Better Watch Out Review
Sometimes it's all just a matter a timing. Director Chris Peckover and co-script writer Zack Kahn have probably realised that fact since the release of their film a few months ago. Which, at first looks like a straight forward teeny horror armed to the teeth with cattle prod scares, reveals itself to be a little more subversive than first thought. While the film doesn't commit completely to its themes there is enough going on under the broader genre antics to make Better Watch Out a surprisingly entertaining thriller/horror that should generate some interesting points of discussion.
The film starts in generic style, introducing us to geeky pre-teens Luke (Levi Miller) and his best friend Garrett (Ed Oxenbould). As is the norm, 18-year-old babysitter Ashley (Olivia DeJonge) is present while Luke’s parents head out for the evening. It's a big evening for Levi who has big designs on trying to win over Ashley but has little chance given the age gap. The evening takes a turn for the worse when a brick is thrown through the upstairs window and they are forced to hide away as armed intruders force their way into the house. Luke knows there’s a gun inside his parent's bedroom and if he can somehow creep there and back he might be able to protect himself. And Ashley, of course.
Better Watch Out is a film that requires you to be careful about how much you reveal beforehand. The bare bones of the story are all that are needed before expectations are flipped on their head once the rug is pulled out from underneath everyone’s feet. Male privilege and entitlement suddenly rears its ugly head and turns the film into a hive of toxic masculinity. Peckover restrains from delving too far into this idea but once the hidden intentions of the bad guys are laid out in the open the motivations for their actions is made clear enough.
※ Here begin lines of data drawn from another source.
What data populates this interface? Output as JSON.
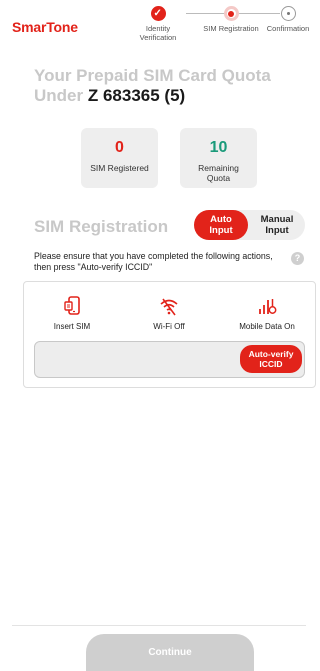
{
  "brand": {
    "logo": "SmarTone",
    "accent_color": "#e2231a"
  },
  "steps": [
    {
      "label": "Identity Verification",
      "state": "done",
      "icon": "check-icon"
    },
    {
      "label": "SIM Registration",
      "state": "active",
      "icon": "dot-icon"
    },
    {
      "label": "Confirmation",
      "state": "todo",
      "icon": "dot-icon"
    }
  ],
  "quota": {
    "title_prefix": "Your Prepaid SIM Card Quota Under",
    "title_id": "Z 683365 (5)",
    "registered": {
      "value": "0",
      "label": "SIM Registered",
      "color": "#e2231a"
    },
    "remaining": {
      "value": "10",
      "label": "Remaining Quota",
      "color": "#1a9a7a"
    }
  },
  "sim_registration": {
    "title": "SIM Registration",
    "toggle": {
      "auto": "Auto Input",
      "manual": "Manual Input",
      "selected": "auto"
    },
    "instruction": "Please ensure that you have completed the following actions, then press \"Auto-verify ICCID\"",
    "help_icon": "?",
    "actions": [
      {
        "label": "Insert SIM",
        "icon": "phone-sim-icon"
      },
      {
        "label": "Wi-Fi Off",
        "icon": "wifi-off-icon"
      },
      {
        "label": "Mobile Data On",
        "icon": "signal-bars-icon"
      }
    ],
    "iccid_value": "",
    "verify_button": "Auto-verify ICCID"
  },
  "footer": {
    "continue_label": "Continue",
    "continue_enabled": false
  }
}
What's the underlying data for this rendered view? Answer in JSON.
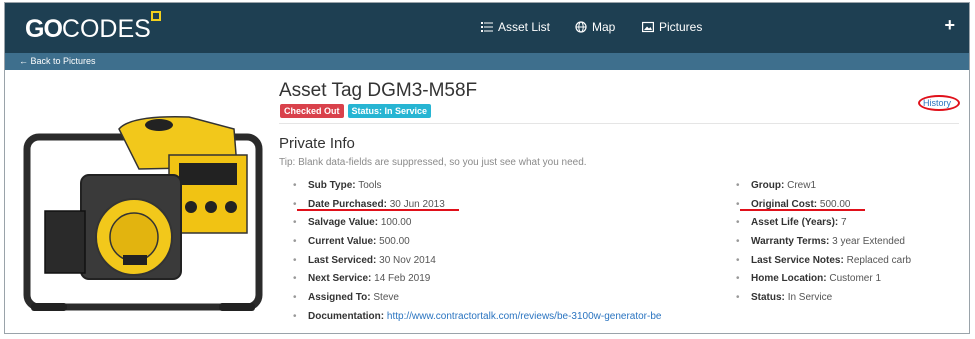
{
  "header": {
    "logo_go": "GO",
    "logo_codes": "CODES",
    "nav": [
      {
        "label": "Asset List",
        "icon": "list-icon"
      },
      {
        "label": "Map",
        "icon": "globe-icon"
      },
      {
        "label": "Pictures",
        "icon": "picture-icon"
      }
    ],
    "plus": "+"
  },
  "subbar": {
    "back_label": "← Back to Pictures"
  },
  "asset": {
    "title": "Asset Tag DGM3-M58F",
    "badges": [
      "Checked Out",
      "Status: In Service"
    ],
    "history_label": "History"
  },
  "section": {
    "title": "Private Info",
    "tip": "Tip: Blank data-fields are suppressed, so you just see what you need."
  },
  "left_fields": [
    {
      "label": "Sub Type:",
      "value": "Tools"
    },
    {
      "label": "Date Purchased:",
      "value": "30 Jun 2013"
    },
    {
      "label": "Salvage Value:",
      "value": "100.00"
    },
    {
      "label": "Current Value:",
      "value": "500.00"
    },
    {
      "label": "Last Serviced:",
      "value": "30 Nov 2014"
    },
    {
      "label": "Next Service:",
      "value": "14 Feb 2019"
    },
    {
      "label": "Assigned To:",
      "value": "Steve"
    },
    {
      "label": "Documentation:",
      "value": "http://www.contractortalk.com/reviews/be-3100w-generator-be"
    }
  ],
  "right_fields": [
    {
      "label": "Group:",
      "value": "Crew1"
    },
    {
      "label": "Original Cost:",
      "value": "500.00"
    },
    {
      "label": "Asset Life (Years):",
      "value": "7"
    },
    {
      "label": "Warranty Terms:",
      "value": "3 year Extended"
    },
    {
      "label": "Last Service Notes:",
      "value": "Replaced carb"
    },
    {
      "label": "Home Location:",
      "value": "Customer 1"
    },
    {
      "label": "Status:",
      "value": "In Service"
    }
  ],
  "colors": {
    "header": "#1e3f52",
    "subbar": "#3e6f8d",
    "checked_out": "#d9414b",
    "status": "#27b5d3",
    "annotation": "#e0101a"
  }
}
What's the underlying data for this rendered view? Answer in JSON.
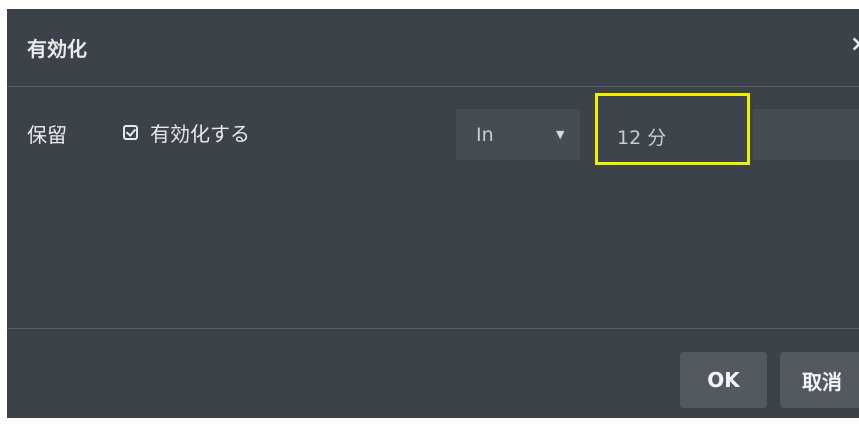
{
  "dialog": {
    "title": "有効化",
    "close_icon": "×"
  },
  "row": {
    "label": "保留",
    "checkbox": {
      "checked": true,
      "icon": "checkbox-checked-icon",
      "label": "有効化する"
    },
    "unit_select": {
      "value": "In",
      "caret": "▼"
    },
    "duration": {
      "value": "12 分"
    }
  },
  "footer": {
    "ok_label": "OK",
    "cancel_label": "取消"
  },
  "colors": {
    "dialog_bg": "#3c424a",
    "highlight": "#f0f000",
    "button_bg": "#535960",
    "text": "#e8e9eb"
  }
}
While never explicit with its horror, Peckover understands how to keep the tension in place and the 90 minutes zip by quickly enough. It may not feel like it at the time, but the opening act is intended to play like a horror template by design, throwing up a number of obvious jump scares. The change in direction is timed just right to avoid switching off completely, although the more sensitive horror fans may already be unnerved by the cheap scare tactics. If you decide to stick with the film once the twist is revealed you’ll need to suspend belief as it gathers pace towards the final act, tying up the loose ends with one last cheeky wink towards the audience.
The three young stars are all Australian and the film itself was shot there, but the setting is suburban America, clearly intended as a riff on Home Alone (there is a pretty gruesome sequence around the midway point that ups the ante on a famous moment from Chris Columbus’ film too). Levi and DeJonge stand out in their roles, both seeming to enjoy the peaks and troughs their characters experience. While not as entrenched in its ideas as films like Raw or Get Out, Better Watch Out is wicked little Christmas horror that delights in unwrapping the pigheadedness of its male characters to leave a nasty little present under the tree.